For the three weeks the plaster was on, whenever I needed to be at the computer I used my right hand only to type and used a lot of cut and paste to save me typing the same information over and over again. During this time my husband and I received another call to say his mum had collapsed. And so we were on the treadmill yet again, travelling 80 miles each day to visit her in hospital.
With the accumulation of events, we both found the travelling more tiring the second time around. I was wearing my plaster all this time, so could not share in the driving. The bruising had started, two weeks after the fall, to come out all the way down the left side of my body, which had taken the impact of the fall. The weather was cold and raw, or blustery and wet. In the hospital nothing pleased my husband's mum. Everyone and everything was at fault. She had had enough, having nursed her husband for the best part of six years, followed by the month of hospital visits culminating in his funeral.
However, after three weeks she was allowed home. We then began travelling to her home, on a daily basis for the first two weeks, then, after that, thrice weekly to see to her needs. She progressed from the stage of us doing her shopping, to being able to come with us, to going independently. I had cleaned her house before she had gone into hospital and she was making great progress. Great, we thought. Breathe a sigh of relief. All's well with the world again.
But life is not that simple. I don't think I could make up what happened next! For fact is often stranger than fiction.
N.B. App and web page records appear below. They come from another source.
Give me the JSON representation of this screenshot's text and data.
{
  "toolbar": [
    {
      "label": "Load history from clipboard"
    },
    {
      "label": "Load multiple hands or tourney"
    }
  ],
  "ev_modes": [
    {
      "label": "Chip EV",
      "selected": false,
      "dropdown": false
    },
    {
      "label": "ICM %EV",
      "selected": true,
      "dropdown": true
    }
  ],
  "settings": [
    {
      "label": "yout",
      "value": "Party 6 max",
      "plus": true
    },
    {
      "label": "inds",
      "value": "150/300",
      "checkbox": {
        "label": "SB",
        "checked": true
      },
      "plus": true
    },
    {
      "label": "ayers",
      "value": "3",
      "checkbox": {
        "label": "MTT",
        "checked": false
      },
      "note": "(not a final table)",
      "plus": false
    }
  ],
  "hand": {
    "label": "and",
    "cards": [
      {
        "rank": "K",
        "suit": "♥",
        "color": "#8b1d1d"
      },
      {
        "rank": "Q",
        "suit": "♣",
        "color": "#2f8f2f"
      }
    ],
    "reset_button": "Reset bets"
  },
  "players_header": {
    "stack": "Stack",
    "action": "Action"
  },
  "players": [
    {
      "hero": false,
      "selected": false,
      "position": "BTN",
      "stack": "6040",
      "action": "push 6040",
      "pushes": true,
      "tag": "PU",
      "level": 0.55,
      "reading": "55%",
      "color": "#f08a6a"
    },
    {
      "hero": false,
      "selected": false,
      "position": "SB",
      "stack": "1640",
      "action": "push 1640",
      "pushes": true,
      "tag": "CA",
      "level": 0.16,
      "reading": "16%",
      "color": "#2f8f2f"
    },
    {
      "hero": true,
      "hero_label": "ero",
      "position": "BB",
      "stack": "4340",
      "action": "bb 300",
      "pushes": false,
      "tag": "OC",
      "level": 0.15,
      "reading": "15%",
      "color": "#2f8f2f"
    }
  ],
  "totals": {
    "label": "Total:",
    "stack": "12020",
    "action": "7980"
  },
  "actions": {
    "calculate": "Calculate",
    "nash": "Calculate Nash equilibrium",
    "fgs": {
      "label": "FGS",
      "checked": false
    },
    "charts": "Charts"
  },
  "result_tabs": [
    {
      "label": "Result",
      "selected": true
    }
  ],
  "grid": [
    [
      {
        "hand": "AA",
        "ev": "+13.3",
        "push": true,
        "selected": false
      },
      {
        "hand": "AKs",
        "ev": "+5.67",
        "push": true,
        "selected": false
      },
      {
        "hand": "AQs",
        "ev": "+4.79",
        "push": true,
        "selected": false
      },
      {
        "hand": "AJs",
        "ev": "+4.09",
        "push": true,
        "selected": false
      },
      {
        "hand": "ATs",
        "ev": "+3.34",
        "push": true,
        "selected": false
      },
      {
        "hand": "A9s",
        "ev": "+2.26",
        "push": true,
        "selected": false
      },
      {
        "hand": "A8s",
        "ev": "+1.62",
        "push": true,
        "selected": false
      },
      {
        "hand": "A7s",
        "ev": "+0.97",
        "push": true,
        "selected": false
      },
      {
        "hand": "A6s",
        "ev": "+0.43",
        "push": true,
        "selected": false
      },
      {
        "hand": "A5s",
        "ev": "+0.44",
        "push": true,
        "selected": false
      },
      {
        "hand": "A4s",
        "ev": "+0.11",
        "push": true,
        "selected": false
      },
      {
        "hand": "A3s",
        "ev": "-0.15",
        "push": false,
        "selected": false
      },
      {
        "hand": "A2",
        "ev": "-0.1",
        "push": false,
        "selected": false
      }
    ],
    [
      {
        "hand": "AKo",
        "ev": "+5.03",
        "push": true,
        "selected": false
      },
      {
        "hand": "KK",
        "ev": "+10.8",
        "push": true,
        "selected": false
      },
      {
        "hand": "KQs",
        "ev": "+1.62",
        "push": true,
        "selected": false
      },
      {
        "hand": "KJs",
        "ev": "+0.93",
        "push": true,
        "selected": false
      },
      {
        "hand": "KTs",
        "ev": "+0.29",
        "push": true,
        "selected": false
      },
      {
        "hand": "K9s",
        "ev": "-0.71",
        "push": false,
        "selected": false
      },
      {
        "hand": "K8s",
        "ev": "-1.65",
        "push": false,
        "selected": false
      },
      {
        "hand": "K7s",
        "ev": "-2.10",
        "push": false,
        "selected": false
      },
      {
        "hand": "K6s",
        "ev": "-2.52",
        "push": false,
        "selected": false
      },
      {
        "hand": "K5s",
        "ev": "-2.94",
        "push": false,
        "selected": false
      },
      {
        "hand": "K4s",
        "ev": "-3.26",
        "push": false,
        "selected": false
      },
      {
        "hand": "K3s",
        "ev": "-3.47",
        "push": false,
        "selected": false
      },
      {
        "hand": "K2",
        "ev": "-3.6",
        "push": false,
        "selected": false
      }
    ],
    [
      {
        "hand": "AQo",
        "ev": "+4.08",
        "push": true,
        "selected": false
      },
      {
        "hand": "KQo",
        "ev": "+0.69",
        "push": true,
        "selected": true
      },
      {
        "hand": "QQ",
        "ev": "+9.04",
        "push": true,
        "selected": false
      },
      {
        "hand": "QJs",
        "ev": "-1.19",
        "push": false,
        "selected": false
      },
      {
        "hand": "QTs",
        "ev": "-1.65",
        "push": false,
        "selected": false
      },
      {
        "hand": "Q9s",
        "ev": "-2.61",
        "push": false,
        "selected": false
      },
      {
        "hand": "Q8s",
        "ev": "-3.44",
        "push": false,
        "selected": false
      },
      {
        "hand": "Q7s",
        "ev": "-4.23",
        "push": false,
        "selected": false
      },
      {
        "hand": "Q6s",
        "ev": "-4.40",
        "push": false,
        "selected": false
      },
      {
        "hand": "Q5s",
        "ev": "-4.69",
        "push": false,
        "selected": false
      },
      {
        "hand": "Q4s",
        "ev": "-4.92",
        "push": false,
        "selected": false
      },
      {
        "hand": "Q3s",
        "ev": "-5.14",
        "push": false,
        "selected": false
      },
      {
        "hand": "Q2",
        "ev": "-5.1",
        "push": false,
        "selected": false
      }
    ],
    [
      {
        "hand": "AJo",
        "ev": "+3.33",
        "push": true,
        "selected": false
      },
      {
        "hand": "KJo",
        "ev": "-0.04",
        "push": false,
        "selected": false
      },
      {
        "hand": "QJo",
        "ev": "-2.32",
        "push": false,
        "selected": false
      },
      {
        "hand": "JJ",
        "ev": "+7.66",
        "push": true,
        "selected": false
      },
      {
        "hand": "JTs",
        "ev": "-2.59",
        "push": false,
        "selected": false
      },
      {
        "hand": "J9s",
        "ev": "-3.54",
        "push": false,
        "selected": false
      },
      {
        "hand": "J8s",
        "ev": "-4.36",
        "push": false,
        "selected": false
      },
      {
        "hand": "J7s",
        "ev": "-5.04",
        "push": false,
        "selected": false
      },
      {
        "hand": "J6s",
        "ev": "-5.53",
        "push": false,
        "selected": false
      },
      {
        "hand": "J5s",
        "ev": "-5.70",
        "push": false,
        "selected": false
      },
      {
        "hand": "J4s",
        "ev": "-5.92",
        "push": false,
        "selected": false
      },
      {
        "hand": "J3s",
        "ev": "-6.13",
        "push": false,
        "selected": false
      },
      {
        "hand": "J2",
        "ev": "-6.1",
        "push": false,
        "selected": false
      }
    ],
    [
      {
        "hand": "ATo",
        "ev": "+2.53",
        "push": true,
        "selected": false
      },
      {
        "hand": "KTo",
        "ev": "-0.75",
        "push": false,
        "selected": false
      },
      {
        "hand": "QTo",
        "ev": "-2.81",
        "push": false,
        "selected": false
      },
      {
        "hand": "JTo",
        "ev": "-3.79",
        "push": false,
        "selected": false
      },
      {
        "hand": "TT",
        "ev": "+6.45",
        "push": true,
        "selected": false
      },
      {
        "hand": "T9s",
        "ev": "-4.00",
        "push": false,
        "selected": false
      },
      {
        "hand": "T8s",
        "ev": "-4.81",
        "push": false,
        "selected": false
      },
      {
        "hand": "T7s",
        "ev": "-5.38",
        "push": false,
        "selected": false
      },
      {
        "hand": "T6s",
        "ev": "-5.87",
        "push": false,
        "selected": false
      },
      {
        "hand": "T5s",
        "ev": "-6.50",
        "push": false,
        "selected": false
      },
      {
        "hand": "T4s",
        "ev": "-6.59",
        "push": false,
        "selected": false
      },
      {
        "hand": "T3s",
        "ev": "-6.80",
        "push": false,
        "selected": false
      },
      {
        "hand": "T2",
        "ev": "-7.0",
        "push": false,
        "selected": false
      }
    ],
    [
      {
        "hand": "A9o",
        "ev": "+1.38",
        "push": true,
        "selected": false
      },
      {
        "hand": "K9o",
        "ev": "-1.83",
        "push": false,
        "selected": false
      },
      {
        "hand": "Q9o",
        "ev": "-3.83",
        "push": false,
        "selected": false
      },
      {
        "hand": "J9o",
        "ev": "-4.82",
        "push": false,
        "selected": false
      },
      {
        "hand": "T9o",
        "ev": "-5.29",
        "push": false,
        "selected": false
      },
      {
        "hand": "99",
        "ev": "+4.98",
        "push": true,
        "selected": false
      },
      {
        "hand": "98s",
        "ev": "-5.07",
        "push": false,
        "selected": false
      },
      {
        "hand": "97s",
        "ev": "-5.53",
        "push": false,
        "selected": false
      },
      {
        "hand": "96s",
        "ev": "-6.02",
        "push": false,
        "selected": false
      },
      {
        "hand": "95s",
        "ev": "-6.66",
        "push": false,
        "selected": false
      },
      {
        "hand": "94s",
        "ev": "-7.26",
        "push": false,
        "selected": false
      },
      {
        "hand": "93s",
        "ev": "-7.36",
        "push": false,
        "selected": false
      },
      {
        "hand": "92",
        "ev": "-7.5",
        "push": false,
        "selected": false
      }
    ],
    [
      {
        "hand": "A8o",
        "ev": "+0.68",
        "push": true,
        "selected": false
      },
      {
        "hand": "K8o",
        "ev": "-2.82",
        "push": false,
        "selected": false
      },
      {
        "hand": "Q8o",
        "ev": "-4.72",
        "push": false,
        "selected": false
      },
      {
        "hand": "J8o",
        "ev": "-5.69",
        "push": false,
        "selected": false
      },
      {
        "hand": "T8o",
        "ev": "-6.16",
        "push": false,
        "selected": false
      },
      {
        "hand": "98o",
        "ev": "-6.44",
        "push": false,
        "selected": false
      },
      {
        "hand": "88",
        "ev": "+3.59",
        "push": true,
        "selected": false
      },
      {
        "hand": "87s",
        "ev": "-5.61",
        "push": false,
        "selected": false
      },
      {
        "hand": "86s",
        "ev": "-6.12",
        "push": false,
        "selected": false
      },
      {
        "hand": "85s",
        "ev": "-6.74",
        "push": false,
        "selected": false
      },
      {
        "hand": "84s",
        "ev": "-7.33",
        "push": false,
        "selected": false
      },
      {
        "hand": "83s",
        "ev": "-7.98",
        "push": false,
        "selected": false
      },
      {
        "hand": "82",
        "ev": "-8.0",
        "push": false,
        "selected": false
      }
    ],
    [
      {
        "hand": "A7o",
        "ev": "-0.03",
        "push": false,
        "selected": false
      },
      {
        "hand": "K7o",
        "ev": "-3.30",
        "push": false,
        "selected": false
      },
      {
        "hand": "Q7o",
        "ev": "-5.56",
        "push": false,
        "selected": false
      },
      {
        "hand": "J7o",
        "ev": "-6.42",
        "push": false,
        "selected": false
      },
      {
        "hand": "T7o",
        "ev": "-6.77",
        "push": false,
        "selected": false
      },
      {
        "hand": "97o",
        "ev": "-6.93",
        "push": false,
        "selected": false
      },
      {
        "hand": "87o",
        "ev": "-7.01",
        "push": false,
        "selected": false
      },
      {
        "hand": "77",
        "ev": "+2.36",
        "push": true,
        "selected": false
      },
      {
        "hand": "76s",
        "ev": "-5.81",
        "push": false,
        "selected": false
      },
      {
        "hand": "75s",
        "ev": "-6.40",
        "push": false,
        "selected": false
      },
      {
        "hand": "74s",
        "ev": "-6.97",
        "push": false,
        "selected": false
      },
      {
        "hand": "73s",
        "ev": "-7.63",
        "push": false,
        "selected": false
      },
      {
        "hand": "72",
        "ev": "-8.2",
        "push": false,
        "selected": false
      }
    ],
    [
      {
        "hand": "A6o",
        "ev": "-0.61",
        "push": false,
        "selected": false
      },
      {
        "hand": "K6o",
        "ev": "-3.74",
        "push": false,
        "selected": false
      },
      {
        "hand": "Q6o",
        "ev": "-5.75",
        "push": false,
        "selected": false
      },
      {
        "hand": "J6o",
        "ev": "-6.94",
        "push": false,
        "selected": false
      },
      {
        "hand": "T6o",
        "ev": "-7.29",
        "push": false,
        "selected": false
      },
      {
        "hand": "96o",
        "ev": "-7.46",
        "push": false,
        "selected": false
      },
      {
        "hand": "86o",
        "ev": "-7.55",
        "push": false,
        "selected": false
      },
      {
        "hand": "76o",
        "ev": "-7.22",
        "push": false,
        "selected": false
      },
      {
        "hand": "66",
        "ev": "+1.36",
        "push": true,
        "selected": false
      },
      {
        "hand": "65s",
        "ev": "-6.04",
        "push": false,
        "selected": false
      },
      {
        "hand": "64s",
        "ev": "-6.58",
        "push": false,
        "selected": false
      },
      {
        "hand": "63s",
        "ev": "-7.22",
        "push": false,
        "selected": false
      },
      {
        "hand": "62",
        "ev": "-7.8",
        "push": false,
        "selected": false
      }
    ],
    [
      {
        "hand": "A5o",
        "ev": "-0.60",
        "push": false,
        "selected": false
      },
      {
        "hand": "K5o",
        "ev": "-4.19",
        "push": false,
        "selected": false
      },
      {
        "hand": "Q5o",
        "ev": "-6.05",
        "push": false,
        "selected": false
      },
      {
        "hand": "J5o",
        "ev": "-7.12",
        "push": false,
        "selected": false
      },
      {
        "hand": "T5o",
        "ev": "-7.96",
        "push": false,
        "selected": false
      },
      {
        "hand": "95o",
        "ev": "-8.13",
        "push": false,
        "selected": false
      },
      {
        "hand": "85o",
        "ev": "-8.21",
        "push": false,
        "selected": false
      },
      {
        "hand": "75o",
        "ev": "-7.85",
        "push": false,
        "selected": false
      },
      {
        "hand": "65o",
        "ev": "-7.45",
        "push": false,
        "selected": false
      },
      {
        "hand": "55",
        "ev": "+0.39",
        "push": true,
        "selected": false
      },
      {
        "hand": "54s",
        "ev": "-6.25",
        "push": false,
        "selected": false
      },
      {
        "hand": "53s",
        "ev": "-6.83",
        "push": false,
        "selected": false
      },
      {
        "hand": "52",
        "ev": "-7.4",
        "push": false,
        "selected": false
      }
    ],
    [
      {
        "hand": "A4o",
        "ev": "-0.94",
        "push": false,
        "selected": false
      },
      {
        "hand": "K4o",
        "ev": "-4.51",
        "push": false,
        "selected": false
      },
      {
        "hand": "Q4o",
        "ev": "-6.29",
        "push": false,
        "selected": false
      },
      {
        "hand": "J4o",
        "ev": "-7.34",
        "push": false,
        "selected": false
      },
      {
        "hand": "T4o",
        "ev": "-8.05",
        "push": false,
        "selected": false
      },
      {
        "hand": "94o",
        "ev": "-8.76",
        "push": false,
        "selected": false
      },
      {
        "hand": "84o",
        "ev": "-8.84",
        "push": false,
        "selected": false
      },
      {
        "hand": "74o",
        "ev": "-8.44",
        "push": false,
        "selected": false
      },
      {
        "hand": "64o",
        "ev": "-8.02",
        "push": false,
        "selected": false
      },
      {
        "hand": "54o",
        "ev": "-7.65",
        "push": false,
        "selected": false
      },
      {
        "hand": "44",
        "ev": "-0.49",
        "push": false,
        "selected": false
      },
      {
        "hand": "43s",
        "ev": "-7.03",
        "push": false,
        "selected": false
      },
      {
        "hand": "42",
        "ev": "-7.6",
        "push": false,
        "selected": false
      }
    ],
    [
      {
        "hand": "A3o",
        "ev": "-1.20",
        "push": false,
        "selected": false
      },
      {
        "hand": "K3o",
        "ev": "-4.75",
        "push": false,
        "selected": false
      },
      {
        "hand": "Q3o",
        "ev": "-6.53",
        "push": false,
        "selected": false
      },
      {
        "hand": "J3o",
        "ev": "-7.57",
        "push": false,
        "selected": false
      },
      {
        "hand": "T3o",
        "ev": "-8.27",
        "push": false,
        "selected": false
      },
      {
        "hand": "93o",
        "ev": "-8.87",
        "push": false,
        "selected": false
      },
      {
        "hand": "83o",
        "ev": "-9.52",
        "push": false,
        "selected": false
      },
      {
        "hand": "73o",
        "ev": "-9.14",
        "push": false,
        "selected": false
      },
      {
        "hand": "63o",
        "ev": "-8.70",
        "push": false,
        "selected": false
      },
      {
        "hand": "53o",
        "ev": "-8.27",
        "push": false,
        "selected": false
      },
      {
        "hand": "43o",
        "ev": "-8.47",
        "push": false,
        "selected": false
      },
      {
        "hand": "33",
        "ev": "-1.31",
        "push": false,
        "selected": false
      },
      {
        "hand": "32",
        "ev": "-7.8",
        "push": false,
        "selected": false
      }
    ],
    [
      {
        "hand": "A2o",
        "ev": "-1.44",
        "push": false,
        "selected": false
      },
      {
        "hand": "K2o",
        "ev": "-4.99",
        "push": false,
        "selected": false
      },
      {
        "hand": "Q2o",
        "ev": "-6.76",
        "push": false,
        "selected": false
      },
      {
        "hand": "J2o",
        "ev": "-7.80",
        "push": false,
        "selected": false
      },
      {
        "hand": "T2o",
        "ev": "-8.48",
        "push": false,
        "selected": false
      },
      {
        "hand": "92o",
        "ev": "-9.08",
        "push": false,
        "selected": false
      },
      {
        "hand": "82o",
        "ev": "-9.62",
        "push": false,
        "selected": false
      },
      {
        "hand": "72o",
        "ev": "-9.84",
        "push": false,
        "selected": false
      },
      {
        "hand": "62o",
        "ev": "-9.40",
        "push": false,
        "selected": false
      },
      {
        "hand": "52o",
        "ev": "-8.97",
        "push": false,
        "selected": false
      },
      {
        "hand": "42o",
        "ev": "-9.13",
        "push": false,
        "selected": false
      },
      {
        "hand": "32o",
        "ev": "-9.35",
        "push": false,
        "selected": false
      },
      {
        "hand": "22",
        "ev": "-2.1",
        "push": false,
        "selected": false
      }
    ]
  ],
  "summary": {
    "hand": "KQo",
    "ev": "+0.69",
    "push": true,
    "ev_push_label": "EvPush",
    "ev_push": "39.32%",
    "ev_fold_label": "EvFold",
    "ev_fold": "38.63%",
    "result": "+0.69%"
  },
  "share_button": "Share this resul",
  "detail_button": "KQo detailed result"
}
When we got home from church one Sunday there was a message on our ansaphone to say there had been an explosion at her flat. We rushed down to discover water pouring down through the light fittings in four of the rooms. We needed wellies to wade through the mess!
We brought her home to stay with us till we ascertained the problem. It turned out to be a faulty gas coupling in the flat above which had caused a gas explosion and burst the water tank and all the pipes. It was good fortune indeed that neither of the occupants of the two flats had been hurt in any way. My husband's mum didn't seem too bothered about having to be moved to a new flat.
And so began the removal of her belongings, lock stock and barrel. She is happily ensconced in her temporary abode, with a beautiful picture window overlooking a park, till after the New Year. We are thankful she is well, and happy, and looking forward to a permanent new home, smaller than the previous one as she is now on her own. Being fiercely independent, she wants to remain in her own place and not live with us.
I did not imagine I would end the year writing about catastrophes in my life, rather than another episode in the life of the garden at Barleycorn. But, throughout all the disasters, I have never failed to appreciate the changing moods of the garden, which have sustained me and uplifted me. On dark days, when things felt a bit weary, the reflections in the ponds have charmed me. Being serenaded by the birds each morning has kept my spirits up. Jack Frost has sprinkled his glitter across the bare bones of the garden and created a magical landscape. Who could fail to smile and count their blessings living in a paradise such as this?
God's in his Heaven -
All's right with the world!
Robert Browning.
Plant list
Betula Pendula Youngii
Betula Pendula
Betula Ermanii
Rosa Fruhlingsmorgen
Berberis Darwinii
Cornus Alba Siberica
Click on each image to enlarge and read its common amd botanical name.